Gene mutation contributes to liver disease in patients of normal weight
A gene mutation has been found to contribute to non-alcoholic fatty liver disease (NAFLD), a form of liver disease closely linked to obesity, in normal weight subjects. Carriers of the PNPLA3 mutant genotype were found to be at a greater risk for NAFLD and other health problems compared to non-carriers even when the carrier was not obese. This influence of weight status on the interaction between the mutant gene and NAFLD was clarified by researchers at Kumamoto University and the Japanese Red Cross Kumamoto Hospital in Japan.

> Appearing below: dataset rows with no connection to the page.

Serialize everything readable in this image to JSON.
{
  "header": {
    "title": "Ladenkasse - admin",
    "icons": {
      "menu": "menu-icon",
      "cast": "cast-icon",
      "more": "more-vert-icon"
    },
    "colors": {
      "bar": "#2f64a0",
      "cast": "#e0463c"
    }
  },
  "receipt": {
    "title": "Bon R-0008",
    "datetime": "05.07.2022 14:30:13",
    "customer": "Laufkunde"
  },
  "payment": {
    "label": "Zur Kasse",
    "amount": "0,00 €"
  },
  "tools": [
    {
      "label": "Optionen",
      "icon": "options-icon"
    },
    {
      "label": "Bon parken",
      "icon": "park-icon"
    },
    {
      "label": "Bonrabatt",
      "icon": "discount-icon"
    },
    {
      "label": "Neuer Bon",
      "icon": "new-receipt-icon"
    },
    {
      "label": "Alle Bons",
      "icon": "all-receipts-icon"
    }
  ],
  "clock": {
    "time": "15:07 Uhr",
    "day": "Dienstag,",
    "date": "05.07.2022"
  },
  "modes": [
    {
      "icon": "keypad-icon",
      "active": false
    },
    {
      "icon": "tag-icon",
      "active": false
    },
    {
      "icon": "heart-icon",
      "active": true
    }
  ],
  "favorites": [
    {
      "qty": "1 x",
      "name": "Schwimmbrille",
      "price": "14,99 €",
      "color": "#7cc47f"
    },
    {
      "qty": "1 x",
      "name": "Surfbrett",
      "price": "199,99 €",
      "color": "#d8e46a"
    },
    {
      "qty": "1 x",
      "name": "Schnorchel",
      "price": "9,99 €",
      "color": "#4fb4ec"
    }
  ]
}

Two types of studies were performed on subjects from a health screening program of the Red Cross Kumamoto Hospital, a cross-sectional study of 740 subjects and a retrospective longitudinal study of 393 subjects who had five years of available medical records. Those with habitual alcohol intake and/or with positive hepatitis B and C tests were excluded from analysis regarding the risk for NAFLD. The associations between the genotype and the risk of NAFLD or a decline in renal function were analyzed among overweight (BMI ? 25 kg/m2) or normal weight (BMI < 25 kg/m2) subjects.
Dr. Kentaro Oniki's group provided preliminary findings that even normal-weight carriers of the mutant genotype (about 20% of all Japanese people) are at a higher risk for NAFLD and renal function dysfunction when compared to those without the gene. This suggests that the mutation may be used for early classification of individuals at high-risk for NAFLD and decreased renal function no matter their weight.
"We hope that clarifying the risk factors for NAFLD among normal-weight subjects will help to identify susceptible populations for the early prevention and treatment of NAFLD and its complications," says Dr. Oniki. "Especially in Asians."